Dataset rows describing interfaces
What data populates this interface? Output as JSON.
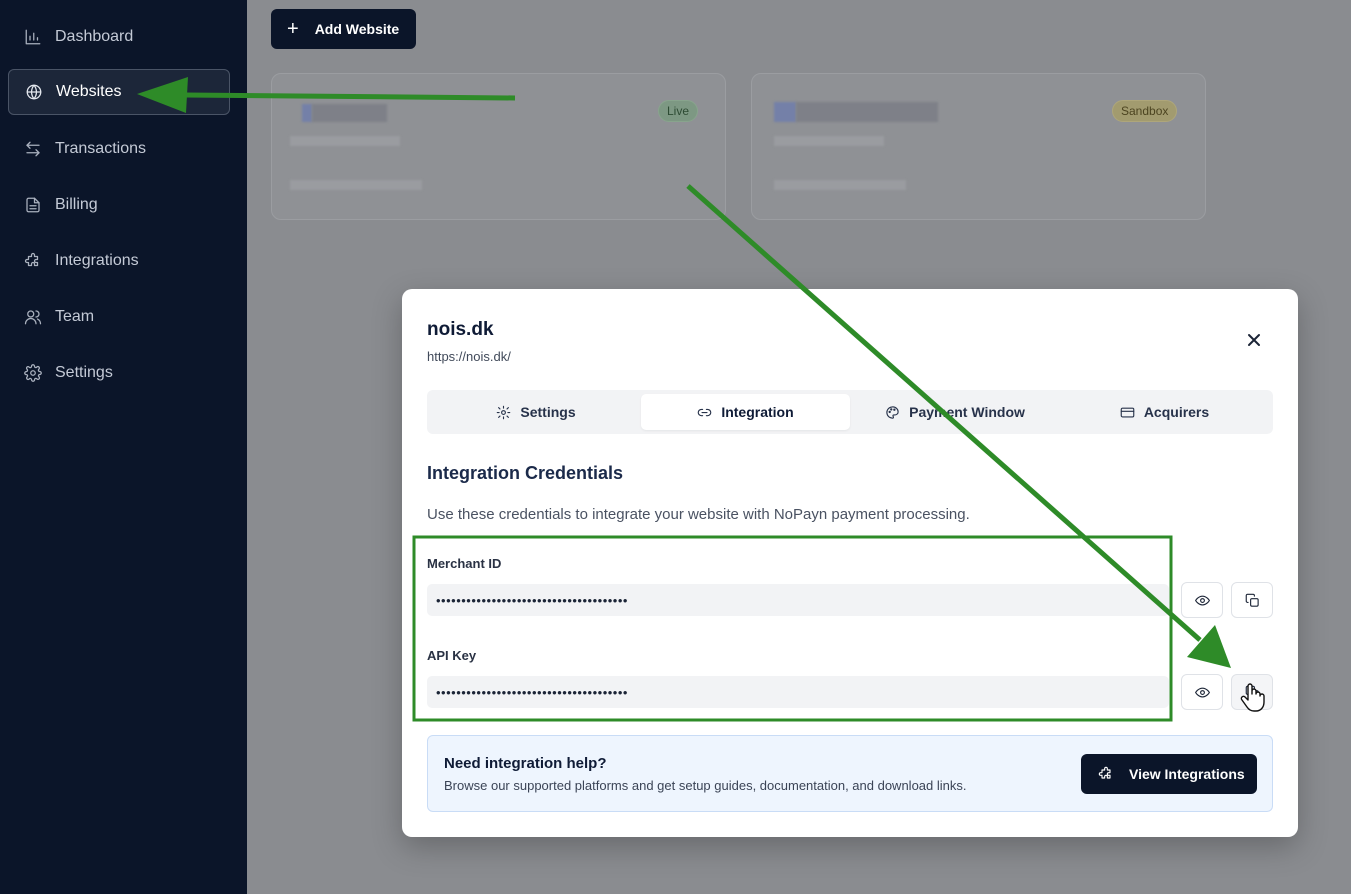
{
  "sidebar": {
    "items": [
      {
        "label": "Dashboard",
        "icon": "bar-chart-icon"
      },
      {
        "label": "Websites",
        "icon": "globe-icon",
        "active": true
      },
      {
        "label": "Transactions",
        "icon": "arrows-left-right-icon"
      },
      {
        "label": "Billing",
        "icon": "document-icon"
      },
      {
        "label": "Integrations",
        "icon": "puzzle-icon"
      },
      {
        "label": "Team",
        "icon": "users-icon"
      },
      {
        "label": "Settings",
        "icon": "gear-icon"
      }
    ]
  },
  "main": {
    "add_website_label": "Add Website",
    "cards": [
      {
        "badge": "Live"
      },
      {
        "badge": "Sandbox"
      }
    ]
  },
  "modal": {
    "title": "nois.dk",
    "url": "https://nois.dk/",
    "tabs": [
      {
        "label": "Settings",
        "icon": "gear-icon"
      },
      {
        "label": "Integration",
        "icon": "link-icon",
        "active": true
      },
      {
        "label": "Payment Window",
        "icon": "palette-icon"
      },
      {
        "label": "Acquirers",
        "icon": "credit-card-icon"
      }
    ],
    "section_title": "Integration Credentials",
    "section_desc": "Use these credentials to integrate your website with NoPayn payment processing.",
    "fields": [
      {
        "label": "Merchant ID",
        "value": "••••••••••••••••••••••••••••••••••••••"
      },
      {
        "label": "API Key",
        "value": "••••••••••••••••••••••••••••••••••••••"
      }
    ],
    "help": {
      "title": "Need integration help?",
      "desc": "Browse our supported platforms and get setup guides, documentation, and download links.",
      "button_label": "View Integrations"
    }
  },
  "colors": {
    "sidebar_bg": "#0b1529",
    "annotation_green": "#2e8b28",
    "primary_button": "#0b1529"
  }
}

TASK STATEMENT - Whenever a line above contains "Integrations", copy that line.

SOLVED PROBLEM -
        "label": "Integrations",
      "button_label": "View Integrations"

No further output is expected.